How to Get Your Dog’s Attention

A big question I receive is “how do I get my dog to pay attention to me. No matter what.” 

I feel the ‘Look’ exercise is underused. If past students tell me their dog is starting to bark on their leash, I’ll remind them to use the ‘Look’ exercise. Here are some other examples of how I use this exercise:

  • To redirect your dog from other dogs
  • To redirect your dog from cats
  • To redirect your dog from something they are afraid of such as skateboards or bicycles
  • To stop your dog from pulling
  • To stop your dog from smelling 
  • And so much more!

A word of caution: training a reliable ‘look’ takes time, practice, and patience. You must start this training in a quiet, non-distracting environment. As your dog gets better, you can increase the distractions and your expectations.

Always remember, consistency over time gets results! Take a look how I train the behavior ‘Look’:

Purpose for LOOK:  Teaching this exercise will train your dog that it is more reinforcing to pay attention to you than the distractions around him.

Criteria:  Your dog should look at you.

Hand signal:  Point to your eyes.

Verbal cue: ‘Look’

What you will need:

  1. Treats
  2. Clicker if you choose to use one

How to train LOOK

Step by Step:
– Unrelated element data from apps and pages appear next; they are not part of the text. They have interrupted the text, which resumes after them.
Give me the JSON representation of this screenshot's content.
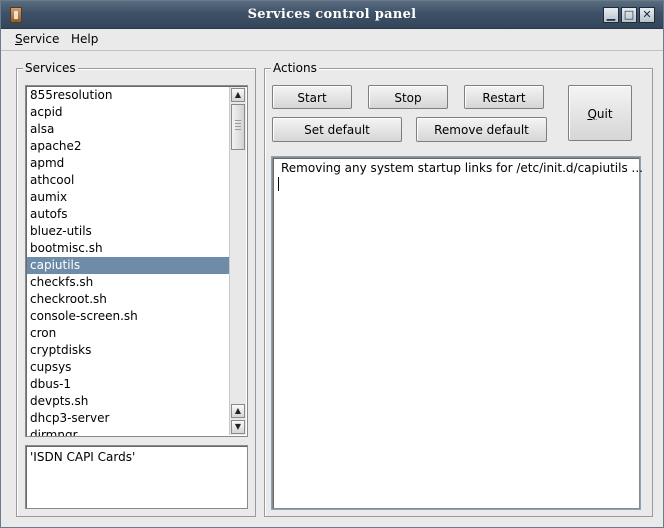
{
  "window": {
    "title": "Services control panel",
    "buttons": {
      "minimize": "▁",
      "maximize": "□",
      "close": "✕"
    }
  },
  "menu": {
    "service": {
      "mnemonic": "S",
      "rest": "ervice"
    },
    "help": "Help"
  },
  "services": {
    "legend": "Services",
    "items": [
      "855resolution",
      "acpid",
      "alsa",
      "apache2",
      "apmd",
      "athcool",
      "aumix",
      "autofs",
      "bluez-utils",
      "bootmisc.sh",
      "capiutils",
      "checkfs.sh",
      "checkroot.sh",
      "console-screen.sh",
      "cron",
      "cryptdisks",
      "cupsys",
      "dbus-1",
      "devpts.sh",
      "dhcp3-server",
      "dirmngr"
    ],
    "selected": "capiutils",
    "description": "'ISDN CAPI Cards'"
  },
  "actions": {
    "legend": "Actions",
    "start": "Start",
    "stop": "Stop",
    "restart": "Restart",
    "set_default": "Set default",
    "remove_default": "Remove default",
    "quit": {
      "mnemonic": "Q",
      "rest": "uit"
    }
  },
  "output": {
    "text": "Removing any system startup links for /etc/init.d/capiutils ..."
  },
  "colors": {
    "selection": "#6e8ca8",
    "titlebar": "#3f5166",
    "window_bg": "#eaeaea"
  }
}
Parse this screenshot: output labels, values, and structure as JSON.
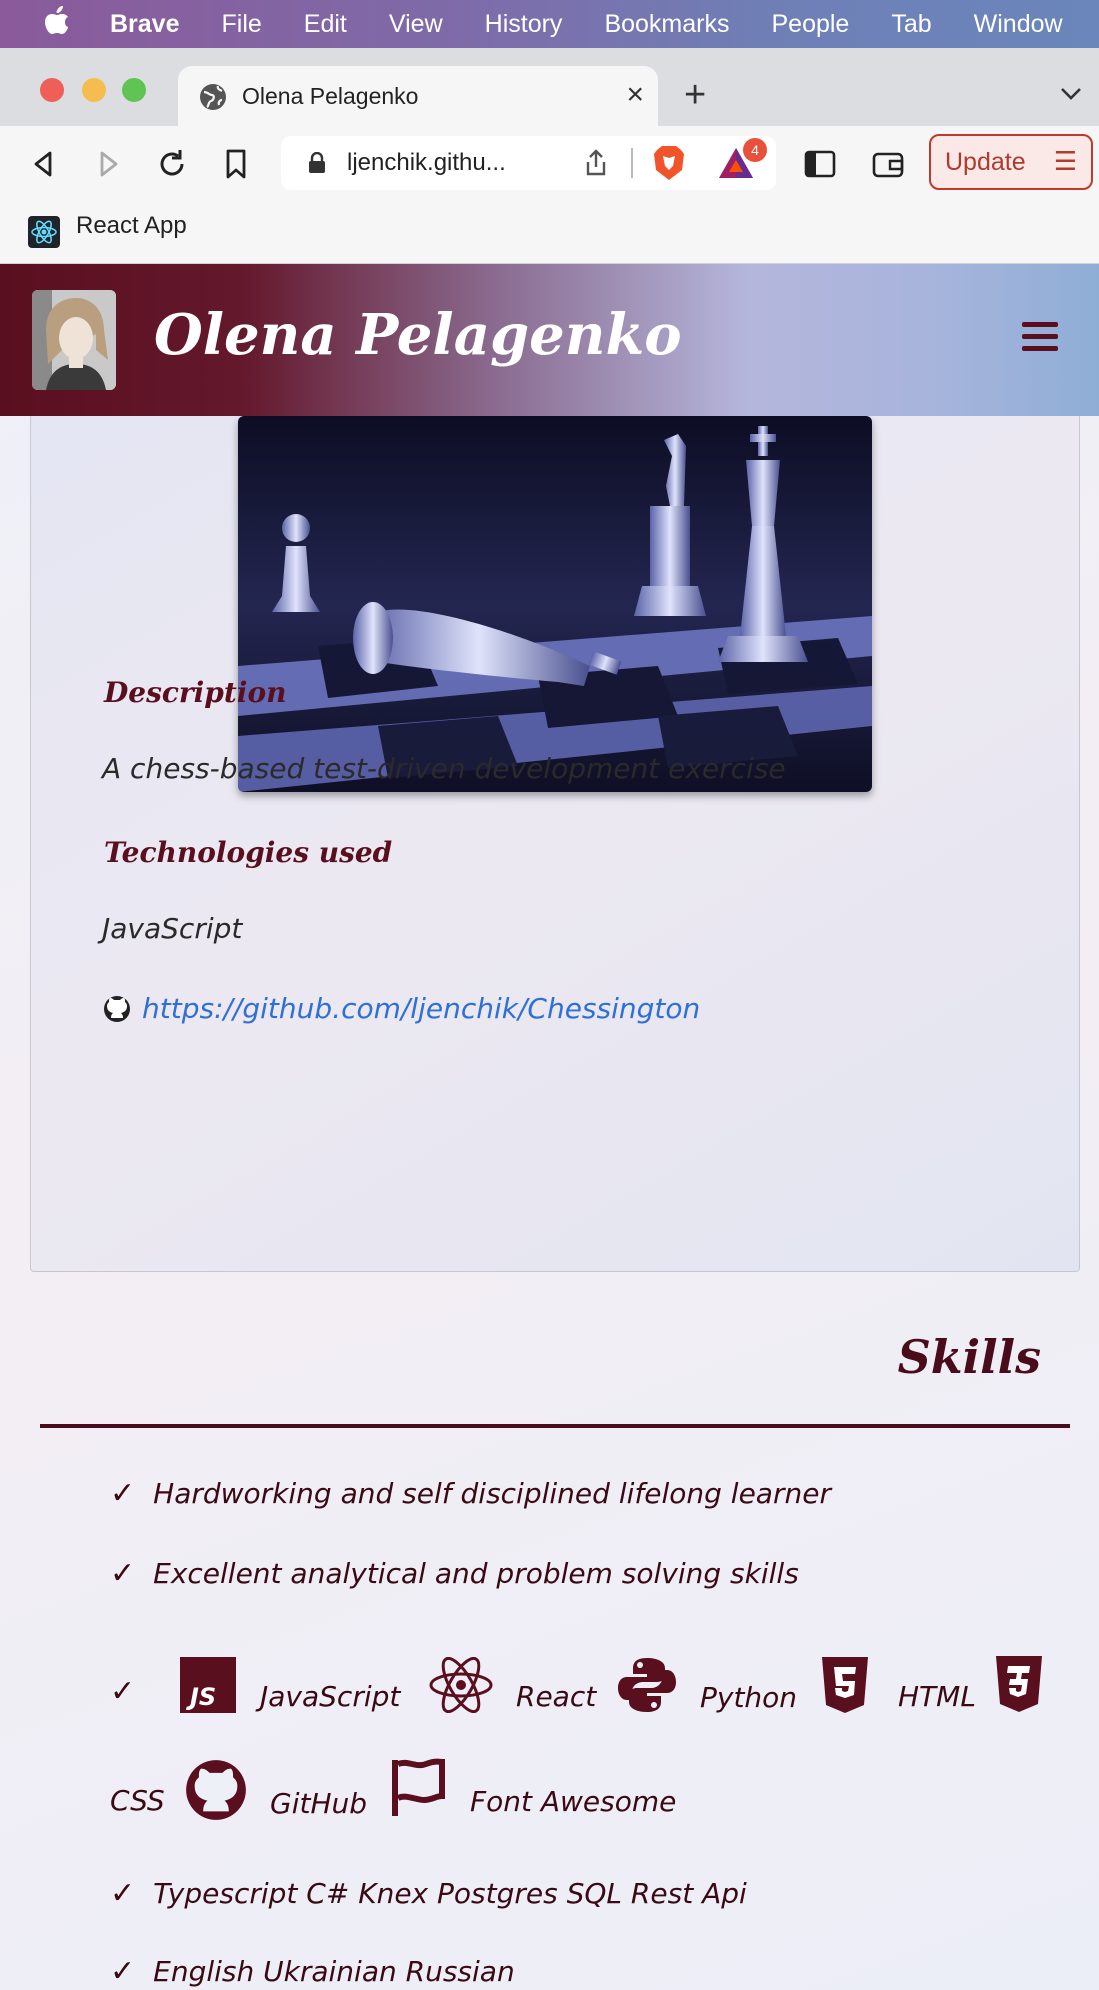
{
  "menubar": {
    "app": "Brave",
    "items": [
      "File",
      "Edit",
      "View",
      "History",
      "Bookmarks",
      "People",
      "Tab",
      "Window"
    ]
  },
  "tab": {
    "title": "Olena Pelagenko"
  },
  "toolbar": {
    "url": "ljenchik.githu...",
    "update_label": "Update",
    "bat_badge": "4"
  },
  "bookmarks": {
    "items": [
      "React App"
    ]
  },
  "site": {
    "title": "Olena Pelagenko"
  },
  "project": {
    "description_heading": "Description",
    "description": "A chess-based test-driven development exercise",
    "tech_heading": "Technologies used",
    "tech": "JavaScript",
    "repo_url": "https://github.com/ljenchik/Chessington"
  },
  "skills": {
    "title": "Skills",
    "lines": [
      "Hardworking and self disciplined lifelong learner",
      "Excellent analytical and problem solving skills"
    ],
    "tech": [
      "JavaScript",
      "React",
      "Python",
      "HTML",
      "CSS",
      "GitHub",
      "Font Awesome"
    ],
    "more_lines": [
      "Typescript C# Knex Postgres SQL Rest Api",
      "English Ukrainian Russian"
    ]
  }
}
  1. Start in an area with no distractions.
  2. Take a treat and slowly wave it in front of your dog’s nose; with your dog watching, bring it to your eyes.
  3. Say ‘Look’ then ‘ok’ then give your dog the treat.  
  • The above cues must be given in that order. Your verbal ‘ok’ is their cue that they can look away.
  • When beginning this behavior, only expect your dog to look at you for 2 seconds.
  1. Repeat several times in an environment that is not distracting.  Slowly start increasing the length of time your dog looks at you.
  2. Move to different environments that are not distracting.
  3. After 50 successful approximations of your dog looking at you while using the food lure, begin to fade the use of the lure.
  • Fading the food can be done by asking for ‘Look’ with the treat in your hand near your eyes, but reinforce your dog from the hand that is not near your eye.  
  • After 10 successful approximations:
    • Do not use a food lure. Give both your verbal cue ‘look’ and your visual cue, pointing to your eyes. Reinforce from the hand that is not near your eye.
  • After 10 successful approximations:
    • Intermittently reinforce your dog. Don’t forget the occasional ‘jackpots’ to encourage your dog to look at you in future exercises.
  1. Slowly start to add more distractions for your dog.